- Tax revenues will increase.
- That person has a good chance of feeling happier just because he or she has a job. That is one less depressed person sitting at home doing less that what they are capable of doing.
Most of us would agree that doing your share in the office, at the factory, or on the road is the only way we can guarantee and efficient and sustainable society. Taxes paid by working people and companies fund education, healthcare, care of the elderly and security. Without these basic services Finland cannot stay ahead of the game in this global markets.
Since 1971, I have had several interesting jobs in 6 different countries. Then I retired 9 years ago at 65 years and decided that there was no point in spending time playing golf, sitting on a beach in Portugal, gardening, or looking after the grandchildren. I decided that working without the boss and assistants would be interesting. I started investing in small companies to help them grow and develop. I also decided to become a professional board member at a school and at a couple of companies, and teach myself Mandarin by doing one hour’s homework every day. This I have done for the last 9 years.
It’s great to be without a boss and without anyone working for me. My long work experience in dealing with different challenges and with thousands of people means that advisory work is actually a joy now – nobody is forcing me to do anything and I am receiving a pension at the same time.
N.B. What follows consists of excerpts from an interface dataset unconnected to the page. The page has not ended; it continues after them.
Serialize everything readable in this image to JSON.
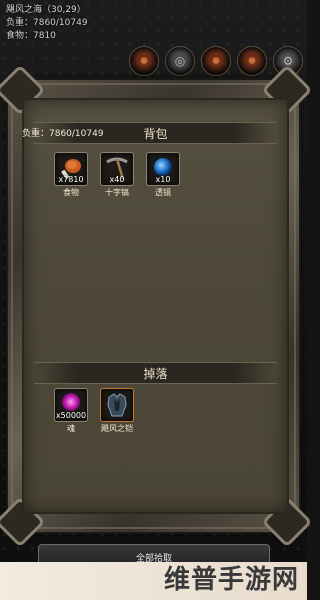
{
  "header": {
    "location": "飓风之海（30,29）",
    "load_line": "负重：7860/10749",
    "food_line": "食物：7810"
  },
  "top_icons": [
    "fire-icon",
    "target-icon",
    "fire-icon",
    "fire-icon",
    "gear-icon"
  ],
  "bag": {
    "title": "背包",
    "weight": "负重：7860/10749",
    "items": [
      {
        "name": "食物",
        "qty": "x7810",
        "icon": "meat-icon"
      },
      {
        "name": "十字镐",
        "qty": "x40",
        "icon": "pickaxe-icon"
      },
      {
        "name": "透镜",
        "qty": "x10",
        "icon": "lens-icon"
      }
    ]
  },
  "drop": {
    "title": "掉落",
    "items": [
      {
        "name": "魂",
        "qty": "x50000",
        "icon": "soul-icon"
      },
      {
        "name": "飓风之铠",
        "qty": "",
        "icon": "armor-icon"
      }
    ]
  },
  "collect_button": "全部拾取",
  "watermark": "维普手游网"
}
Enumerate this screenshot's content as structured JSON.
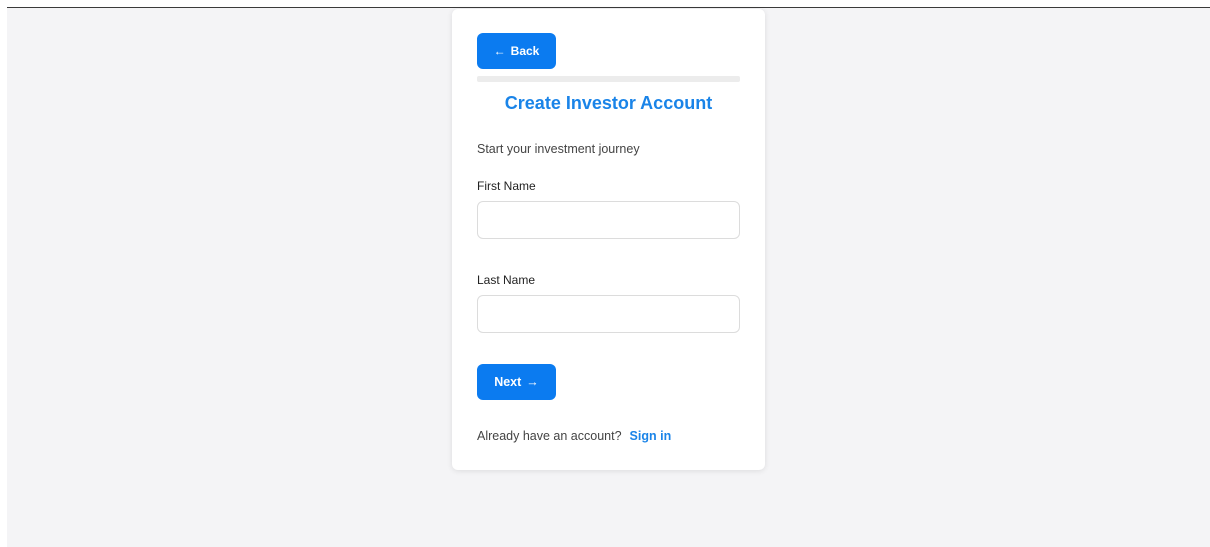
{
  "signup": {
    "back_arrow": "←",
    "back_label": "Back",
    "progress_fraction": 0.0,
    "title": "Create Investor Account",
    "subtitle": "Start your investment journey",
    "first_name": {
      "label": "First Name",
      "value": "",
      "placeholder": ""
    },
    "last_name": {
      "label": "Last Name",
      "value": "",
      "placeholder": ""
    },
    "next_label": "Next",
    "next_arrow": "→",
    "signin_prompt": "Already have an account?",
    "signin_link": "Sign in"
  },
  "colors": {
    "accent": "#0b7bf0",
    "link": "#1a84e8",
    "background": "#f4f4f6"
  },
  "icons": {
    "back": "arrow-left-icon",
    "next": "arrow-right-icon"
  }
}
I do not have to for work for money, but it is nice to have something extra, while having a more active social life with a more diverse group of people!
But what really annoys me is the fact that I am now paying a higher tax rate on my income compared to my former full time work even though my pension plus pay is smaller than my last wage.
The government should consider giving a percentage reduction for pensioners as an incentive to create new tax revenue from a growing number of pensioners who see solid economic reasons for working.
Believe me, there is a huge difference between sitting at home watching silly TV shows compared to interesting and demanding work in an office. Working means that you have to walk somewhere, interact with others, and have a real social life.
I am willing to bet there are many thousands perfectly able pensioners would love to work and make some extra money and that would slow down those debilitating illnesses related to loneliness and depression with a big cost savings for the taxpayers’ healthcare bill.
If 100 000 pensioners paid a lower tax rate that contributed some €10 000 tax revenues per person, then the extra tax revenues would be €1 billion with big savings from healthier older generation!
Your correspondent suggested this to the Ministry of Finance a few weeks ago for the second time, but they just smiled!
It is time to wake these people up and go to the barricades… Working as a pensioner is fun!